In Zambia, 61 percent of farmers who applied an ecosystem-based adaptation, such as natural resource conservation or sustainable organic agricultural practices, reported surplus yields. Some yields even increased by up to 60 percent, while sales of surplus crops grew from 25.9 percent to 69 percent.
In Burkina Faso, farmers are using indigenous methods to rehabilitate land. By digging small pits (locally referred to as zaï) on barren plots and filling them with organic matter, some Burkinabe farmers are able to add nutrients to the soil while enhancing groundwater storage to improve crop productivity. These farmers have reclaimed 200 000 to 300 000 hectares of degraded lands and have produced an estimated 80 000 to 120 000 additional tonnes of cereal.
Other options include protecting watersheds and reinforcing their capacity to hold water and carry it to those who need it most, using integrated pest management, which is a natural and cost-effective way of protecting crops using agroforestry, intercropping and crop rotation, which bring nutrient diversity to fields and ensure continued and improved production yields in a natural way maintaining forests and using forest foods using natural fertilisers like manure and using natural pollinators like bees, which, according to a recent study, could increase fruit yields by five percent. These alternatives are cost-effective: the project in Zambia costs only US$207 per person. Similar projects in Uganda and Mozambique cost just US$14 and US$120 per person, respectively.
A Ray of Hope

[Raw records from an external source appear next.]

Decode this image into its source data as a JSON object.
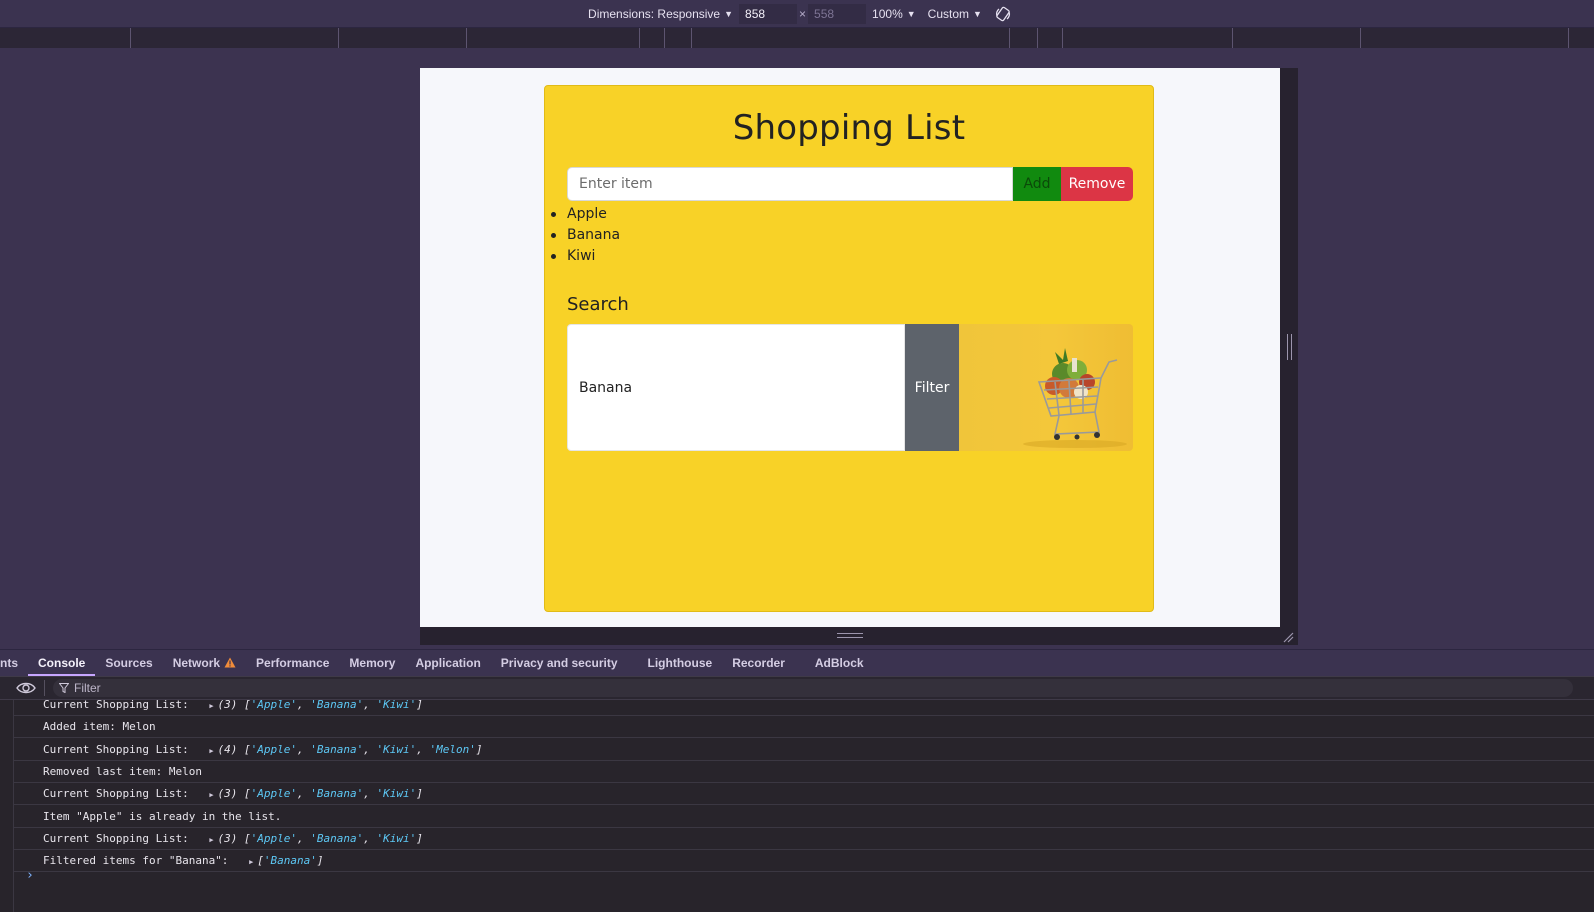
{
  "device_toolbar": {
    "dimensions_label": "Dimensions: Responsive",
    "width": "858",
    "height": "558",
    "times": "×",
    "zoom": "100%",
    "throttle": "Custom"
  },
  "page": {
    "title": "Shopping List",
    "item_input_placeholder": "Enter item",
    "add_label": "Add",
    "remove_label": "Remove",
    "items": [
      "Apple",
      "Banana",
      "Kiwi"
    ],
    "search_heading": "Search",
    "search_value": "Banana",
    "filter_label": "Filter"
  },
  "devtools": {
    "tabs": [
      "nts",
      "Console",
      "Sources",
      "Network",
      "Performance",
      "Memory",
      "Application",
      "Privacy and security",
      "Lighthouse",
      "Recorder",
      "AdBlock"
    ],
    "active_tab": "Console",
    "filter_placeholder": "Filter",
    "console": [
      {
        "text": "Current Shopping List: ",
        "arr": "(3) [",
        "items": [
          "'Apple'",
          "'Banana'",
          "'Kiwi'"
        ]
      },
      {
        "text": "Added item: Melon"
      },
      {
        "text": "Current Shopping List: ",
        "arr": "(4) [",
        "items": [
          "'Apple'",
          "'Banana'",
          "'Kiwi'",
          "'Melon'"
        ]
      },
      {
        "text": "Removed last item: Melon"
      },
      {
        "text": "Current Shopping List: ",
        "arr": "(3) [",
        "items": [
          "'Apple'",
          "'Banana'",
          "'Kiwi'"
        ]
      },
      {
        "text": "Item \"Apple\" is already in the list."
      },
      {
        "text": "Current Shopping List: ",
        "arr": "(3) [",
        "items": [
          "'Apple'",
          "'Banana'",
          "'Kiwi'"
        ]
      },
      {
        "text": "Filtered items for \"Banana\": ",
        "arr": "[",
        "items": [
          "'Banana'"
        ]
      }
    ],
    "prompt": "›"
  },
  "colors": {
    "card": "#f8d227",
    "add": "#118a0f",
    "remove": "#dc3545",
    "filter": "#5d636b"
  }
}
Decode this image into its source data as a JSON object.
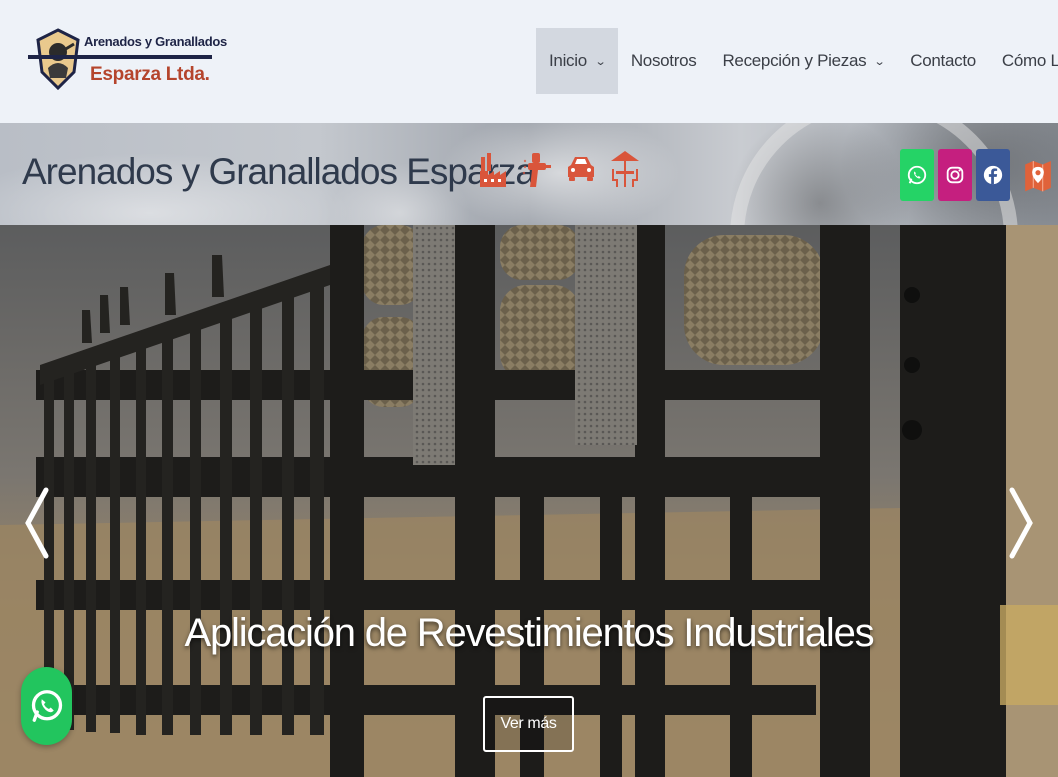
{
  "header": {
    "logo": {
      "line1": "Arenados y Granallados",
      "line2": "Esparza Ltda."
    },
    "nav": [
      {
        "label": "Inicio",
        "dropdown": true,
        "active": true
      },
      {
        "label": "Nosotros",
        "dropdown": false,
        "active": false
      },
      {
        "label": "Recepción y Piezas",
        "dropdown": true,
        "active": false
      },
      {
        "label": "Contacto",
        "dropdown": false,
        "active": false
      },
      {
        "label": "Cómo Llegar",
        "dropdown": false,
        "active": false
      }
    ]
  },
  "band": {
    "title": "Arenados y Granallados Esparza",
    "icons": [
      "factory-icon",
      "spray-gun-icon",
      "car-icon",
      "cafe-table-icon"
    ],
    "social": [
      {
        "name": "whatsapp-icon",
        "color": "#25d366"
      },
      {
        "name": "instagram-icon",
        "color": "#c51f7f"
      },
      {
        "name": "facebook-icon",
        "color": "#3b5998"
      },
      {
        "name": "map-icon",
        "color": "#e0623a"
      }
    ]
  },
  "hero": {
    "title": "Aplicación de Revestimientos Industriales",
    "button": "Ver más",
    "prev_icon": "chevron-left-icon",
    "next_icon": "chevron-right-icon"
  },
  "floating": {
    "icon": "whatsapp-icon",
    "color": "#22c55e"
  },
  "colors": {
    "accent": "#b5452d",
    "navy": "#1e2446",
    "header_bg": "#eef2f8"
  }
}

The most pessimistic forecast about the impact of climate change suggests that Africa may lose 47 percent of agricultural revenue by 2100, while the most optimistic predicts a loss of only six percent. The latter scenario depends on the assumption that climate change adaptation practices and infrastructure are already in place. But the difference between six and 47 percent is huge, which itself is a strong argument for investment in adaptations that will unlock Africa’s vast natural resources.

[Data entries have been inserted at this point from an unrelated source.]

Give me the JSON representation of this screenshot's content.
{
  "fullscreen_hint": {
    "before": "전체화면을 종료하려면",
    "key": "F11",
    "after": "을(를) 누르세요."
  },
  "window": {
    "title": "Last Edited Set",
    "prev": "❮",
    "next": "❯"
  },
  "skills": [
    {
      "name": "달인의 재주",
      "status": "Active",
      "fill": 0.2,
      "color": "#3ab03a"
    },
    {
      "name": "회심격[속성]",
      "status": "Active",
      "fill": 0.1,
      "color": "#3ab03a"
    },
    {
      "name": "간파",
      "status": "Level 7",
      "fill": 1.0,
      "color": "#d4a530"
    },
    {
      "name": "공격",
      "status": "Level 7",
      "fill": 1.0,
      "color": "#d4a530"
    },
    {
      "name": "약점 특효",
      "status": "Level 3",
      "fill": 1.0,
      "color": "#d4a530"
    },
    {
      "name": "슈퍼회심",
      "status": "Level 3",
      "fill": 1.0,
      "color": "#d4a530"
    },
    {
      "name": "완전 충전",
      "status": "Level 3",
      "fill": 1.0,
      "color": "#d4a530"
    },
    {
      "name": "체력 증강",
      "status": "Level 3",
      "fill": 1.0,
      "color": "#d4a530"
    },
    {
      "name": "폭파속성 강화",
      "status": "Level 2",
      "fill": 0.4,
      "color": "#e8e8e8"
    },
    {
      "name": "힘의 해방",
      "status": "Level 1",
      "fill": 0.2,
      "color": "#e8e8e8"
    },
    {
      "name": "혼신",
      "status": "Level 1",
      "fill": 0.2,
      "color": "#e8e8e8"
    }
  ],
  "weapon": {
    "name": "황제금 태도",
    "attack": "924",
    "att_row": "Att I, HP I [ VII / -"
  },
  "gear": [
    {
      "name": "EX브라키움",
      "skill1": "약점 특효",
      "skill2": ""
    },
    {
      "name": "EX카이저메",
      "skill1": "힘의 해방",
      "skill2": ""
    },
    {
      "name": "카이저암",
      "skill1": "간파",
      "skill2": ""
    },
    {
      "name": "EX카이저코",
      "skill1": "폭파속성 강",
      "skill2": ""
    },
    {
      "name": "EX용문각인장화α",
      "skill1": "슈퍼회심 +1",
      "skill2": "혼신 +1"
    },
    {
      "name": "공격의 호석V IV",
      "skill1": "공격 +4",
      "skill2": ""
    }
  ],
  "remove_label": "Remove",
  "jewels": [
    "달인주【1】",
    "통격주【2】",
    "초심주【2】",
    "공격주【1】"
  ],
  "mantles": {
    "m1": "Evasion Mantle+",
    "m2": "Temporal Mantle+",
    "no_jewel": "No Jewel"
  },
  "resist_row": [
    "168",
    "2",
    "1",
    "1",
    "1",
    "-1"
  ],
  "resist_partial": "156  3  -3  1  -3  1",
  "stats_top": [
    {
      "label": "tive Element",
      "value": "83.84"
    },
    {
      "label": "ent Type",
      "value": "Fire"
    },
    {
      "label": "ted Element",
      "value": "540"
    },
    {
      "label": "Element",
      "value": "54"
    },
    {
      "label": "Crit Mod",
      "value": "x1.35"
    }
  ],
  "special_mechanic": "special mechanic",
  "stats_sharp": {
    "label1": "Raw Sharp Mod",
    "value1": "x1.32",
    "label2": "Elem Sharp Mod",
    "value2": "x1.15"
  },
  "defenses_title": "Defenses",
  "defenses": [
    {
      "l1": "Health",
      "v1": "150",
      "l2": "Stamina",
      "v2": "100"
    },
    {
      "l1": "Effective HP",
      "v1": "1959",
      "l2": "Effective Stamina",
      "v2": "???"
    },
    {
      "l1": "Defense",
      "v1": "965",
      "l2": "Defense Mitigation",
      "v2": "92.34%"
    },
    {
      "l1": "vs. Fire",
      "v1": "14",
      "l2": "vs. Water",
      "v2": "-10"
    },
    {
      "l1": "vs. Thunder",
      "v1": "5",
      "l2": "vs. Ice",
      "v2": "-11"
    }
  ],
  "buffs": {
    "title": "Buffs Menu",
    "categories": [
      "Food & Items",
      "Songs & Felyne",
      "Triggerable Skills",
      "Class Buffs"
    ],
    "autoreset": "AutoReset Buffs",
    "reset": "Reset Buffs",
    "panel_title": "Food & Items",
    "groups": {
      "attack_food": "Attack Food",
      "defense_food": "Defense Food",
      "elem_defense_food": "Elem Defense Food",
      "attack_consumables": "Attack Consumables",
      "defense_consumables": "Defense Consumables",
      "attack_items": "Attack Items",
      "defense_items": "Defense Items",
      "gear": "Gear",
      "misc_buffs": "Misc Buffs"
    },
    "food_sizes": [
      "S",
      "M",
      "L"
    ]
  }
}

Analysts believe that if Africa is to fortify agriculture and curb hunger, it will need to work with the natural environment, making it more resilient and productive under climate change.
The changing climate does not have to mean greater food insecurity in Africa. Many communities across the continent are already building resilience by stimulating their existing ecosystems and available natural resource bases. Building on such good practices, and properly managing the unavoidable effects of climate change, will unlock Africa’s potential to feed itself. The future need not be a future of want.

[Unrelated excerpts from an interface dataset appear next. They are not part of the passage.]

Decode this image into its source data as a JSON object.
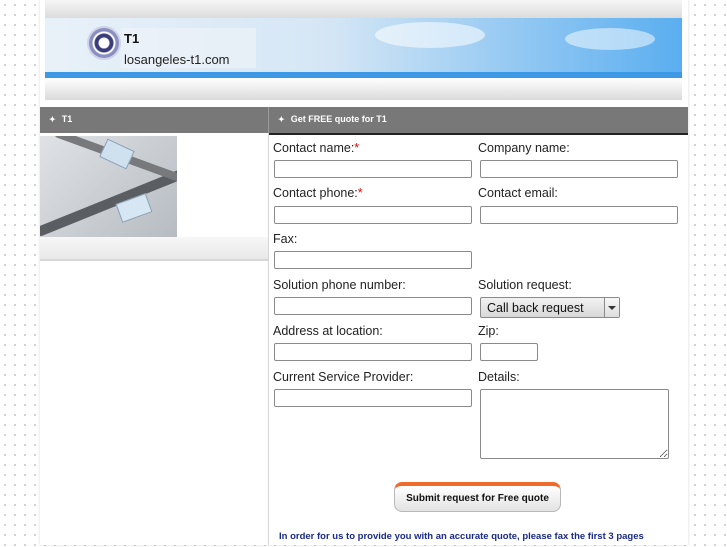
{
  "header": {
    "brand_name": "T1",
    "brand_url": "losangeles-t1.com"
  },
  "nav": {
    "left_title": "T1",
    "right_title": "Get FREE quote for T1"
  },
  "form": {
    "contact_name_label": "Contact name:",
    "company_name_label": "Company name:",
    "contact_phone_label": "Contact phone:",
    "contact_email_label": "Contact email:",
    "fax_label": "Fax:",
    "solution_phone_label": "Solution phone number:",
    "solution_request_label": "Solution request:",
    "solution_request_value": "Call back request",
    "address_label": "Address at location:",
    "zip_label": "Zip:",
    "provider_label": "Current Service Provider:",
    "details_label": "Details:",
    "required_mark": "*",
    "submit_label": "Submit request for Free quote",
    "note": "In order for us to provide you with an accurate quote, please fax the first 3 pages"
  },
  "colors": {
    "band": "#787878",
    "required": "#ee0000",
    "note_text": "#1a2a8a",
    "submit_accent": "#ee6a2d"
  },
  "icons": {
    "logo": "circle-logo-icon",
    "bullet": "bullet-icon",
    "dropdown": "chevron-down-icon"
  }
}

- Dr. Richard Munang is UNEP’s Africa regional climate change coordinator. He tweets at @MTingem. Jesica Andrews is ecosystem adaptation officer with UNEP’s Regional Office for Africa. This article first appeared in the Africa Renewal Magazine – Special Edition on Agriculture.
International Food Policy Organisation suggests in a report that hunger could be eliminated by 2025 if enough resources are committed and countries scale up policies proven to work.
In the 2013 Global Food Policy Report, Shanggen Fan, director general of International Food Policy Research Institute, points out that, "Based on the successful experiences of several developing countries, we see the clear potential for ending hunger and under-nutrition by 2025 if the necessary policies and investments are adopted.
Hunger is a continuing concern in many parts of the world, particularly with food prices rising, population growth continuing and extreme weather associated with climate change affecting harvests.
To read the article titled, “Scale up policies that work to eliminate hunger by 2025 - food expert,” click here.Source:All Africa